On the Job
Locomotive Engineers drive electric, diesel-electric, or gas-turbine-electric trains. They may transport passengers or cargo. They must follow railroad rules and regulations.
This career requires good eyesight.
Typical Work Tasks
People who work in this career often:
- Inspect locomotives or other railroad equipment.
- Operate locomotives or other rail vehicles.
- Monitor equipment gauges or displays to ensure proper operation.
- Monitor loading processes to ensure they are performed properly.
- Monitor surroundings to detect potential hazards.
- Communicate with others to coordinate vehicle movement.
- Receive information or instructions for performing work assignments.
- Signal others to coordinate vehicle movement.
- Prepare accident or incident reports.
- Respond to transportation emergencies.
Typical Working Conditions
- Exposure to sounds or noise levels that are distracting or uncomfortable.
- Wearing common protective or safety equipment such as safety shoes, glasses, gloves, hearing protection, hard hats, or life jackets.
- Having face-to-face discussions.
- Responsibility for others' health and safety.
- Working with a group or team.
- Working in a closed vehicle or equipment.
- Using your hands to handle, control, or feel objects, tools, or controls.

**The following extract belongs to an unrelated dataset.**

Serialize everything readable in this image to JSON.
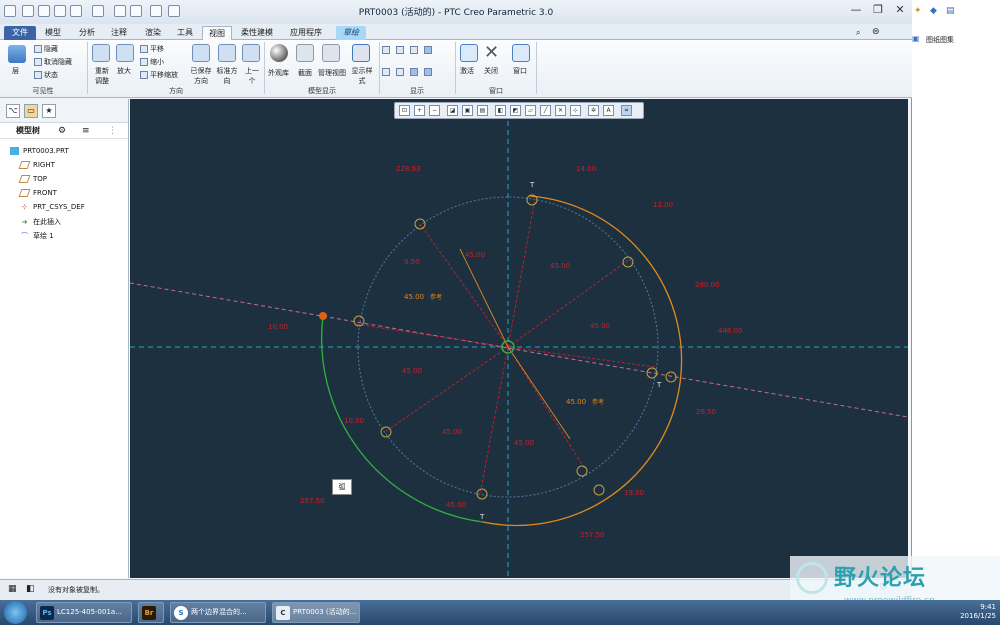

- The importance of being accurate or exact.
- Meeting strict deadlines.
- Freedom to make decisions without supervision.
- Exposure to hazardous equipment.
This page includes information from the O*NET 24.2 Database by the U.S. Department of Labor, Employment and Training Administration (USDOL/ETA). Used under the CC BY 4.0 license. O*NET® is a trademark of USDOL/ETA.
Source: You can learn about our data sources in the About Us section.